By the early 15th century, another legend appears or it could be a modification of the one recorded by Jacobus, of a Roman matron who doubted the real presence. In this story, the wine in the chalice changes to the blood of Christ.

Another late legend relates that Gregory the Great was once saying mass in the church of Santa Croce in Gerusaleme in Rome when some pagans entered the building and began mocking the ceremony.
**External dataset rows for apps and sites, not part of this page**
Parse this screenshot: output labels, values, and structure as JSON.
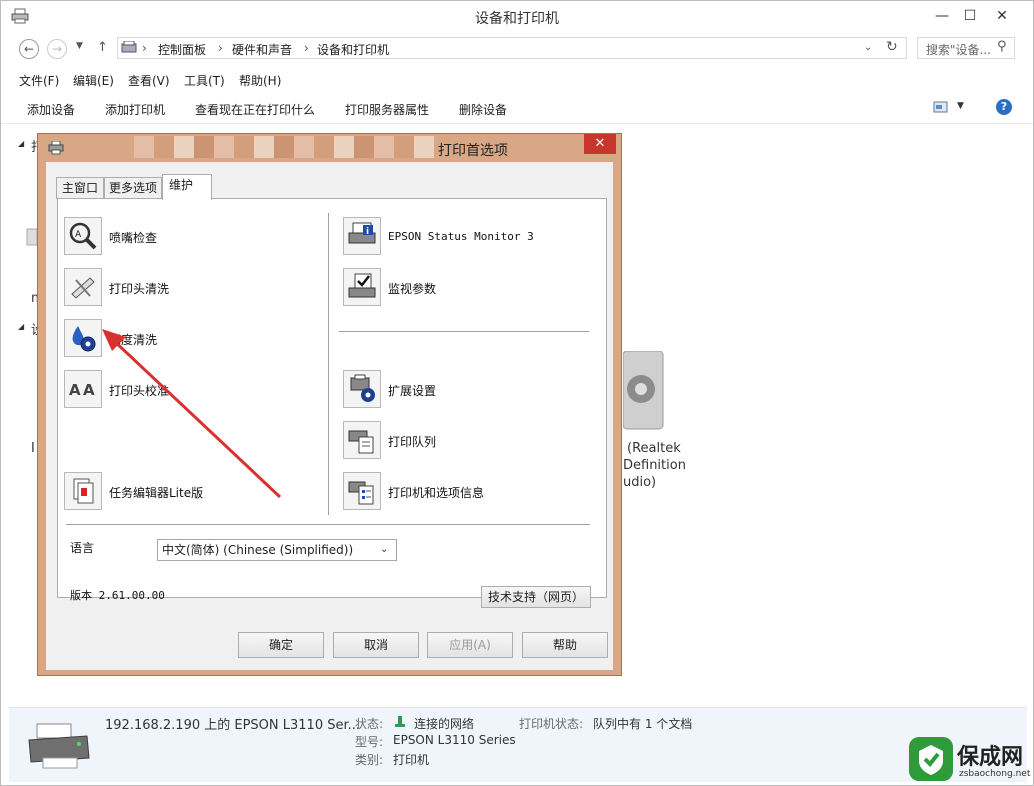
{
  "window": {
    "title": "设备和打印机",
    "minimize": "—",
    "maximize": "☐",
    "close": "✕"
  },
  "address": {
    "breadcrumb": [
      "控制面板",
      "硬件和声音",
      "设备和打印机"
    ],
    "separator": "›",
    "search_placeholder": "搜索\"设备..."
  },
  "menu": [
    "文件(F)",
    "编辑(E)",
    "查看(V)",
    "工具(T)",
    "帮助(H)"
  ],
  "commands": [
    "添加设备",
    "添加打印机",
    "查看现在正在打印什么",
    "打印服务器属性",
    "删除设备"
  ],
  "content_fragments": {
    "group1_letter": "打",
    "group2_letter": "设",
    "item_m": "m",
    "item_i": "I",
    "audio_line1": "(Realtek",
    "audio_line2": "Definition",
    "audio_line3": "udio)"
  },
  "status": {
    "printer_name": "192.168.2.190 上的 EPSON L3110 Ser...",
    "state_label": "状态:",
    "state_value": "连接的网络",
    "printer_state_label": "打印机状态:",
    "printer_state_value": "队列中有 1 个文档",
    "model_label": "型号:",
    "model_value": "EPSON L3110 Series",
    "category_label": "类别:",
    "category_value": "打印机"
  },
  "dialog": {
    "title": "打印首选项",
    "tabs": [
      "主窗口",
      "更多选项",
      "维护"
    ],
    "active_tab": "维护",
    "left_items": [
      "喷嘴检查",
      "打印头清洗",
      "深度清洗",
      "打印头校准",
      "任务编辑器Lite版"
    ],
    "right_items": [
      "EPSON Status Monitor 3",
      "监视参数",
      "扩展设置",
      "打印队列",
      "打印机和选项信息"
    ],
    "language_label": "语言",
    "language_value": "中文(简体) (Chinese (Simplified))",
    "version_text": "版本 2.61.00.00",
    "support_button": "技术支持（网页）",
    "ok": "确定",
    "cancel": "取消",
    "apply": "应用(A)",
    "help": "帮助"
  },
  "watermark": {
    "brand": "保成网",
    "url": "zsbaochong.net"
  },
  "colors": {
    "dialog_frame": "#d8a785",
    "close_red": "#c7352c",
    "arrow_red": "#d93030",
    "status_bg": "#f0f5fb"
  }
}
Praying for a sign to show the unbelievers that the mass was a divinely instituted service, a vision of the Crucified Christ appeared above the altar, surrounded by the instruments of his Passion.

Images of the Mass of St. Gregory the Great do not seem to depict a clear or specific narrative, serving instead as a general representation of a miraculous event meant to confirm the doctrine of transubstantiation, that Christ truly is present in the bread and wine of the mass.

Descriptive line

Stained and painted glass roundel depicting the Mass of St Gregory. Made in the Netherlands, c.1520.

Bibliographic References (Citation, Note/Abstract, NAL no)

Williamson, Paul. Medieval and Renaissance Stained Glass in the Victoria and Albert Museum. London, 2003. ISBN 1851774041
A.E. Popham, "Notes on Flemish Domestic Glass Painting," Apollo, IX (1929)
Timothy Husband, The Luminous Image: Painted Glass Roundels in the Lowlands, 1480-1560, Metropolitan Museum of Art, New York, 1995
Hilary Wayment, "The Master of the Mass of Saint Gregory Roundel", Oud Holland Jaargang, vol.103 (1989)
Jacobus de Voragine, The Golden Legend. Readings on the Saints, trans. by William Granger Ryan, Princeton University Press, 1993
James Clifton, The Body of Christ in the Art of Europe and New Spain 1150-1800, exhibition catalogue, Museum of Fine Arts, Houston, 1997
Eamon Duffy, The Stripping of the Altars. Traditional Religion in England 1400-1580, Yale UP, 1992

Labels and date

The Mass of St Gregory
Christ appears to Gregory in a vision as the Man of Sorrows. He is surrounded
by the Instruments of the Passion and blood spurts from the wound in his side into the chalice below. This legend was believed to confirm the doctrine of transubstantiation, that during the Mass wine is transformed into the blood of Christ.

Amsterdam or Leiden, the Netherlands, about 1520
Clear glass, with paint and silver stain
Museum no.1015-1905 [(PW) 2004]

Production Note

Painted by the same hand as 5634-1859




Painting; Silver staining

Subjects depicted

Spear; Column; Monk; Cross; Altar; Crown of Thorns; Church; Transubstantiation; Chalice


Stained Glass; Christianity; Religion


Ceramics Collection

Large image request

Please confirm you are using these images within the following terms and conditions, by acknowledging each of the following key points:

Please let us know how you intend to use the images you will be downloading.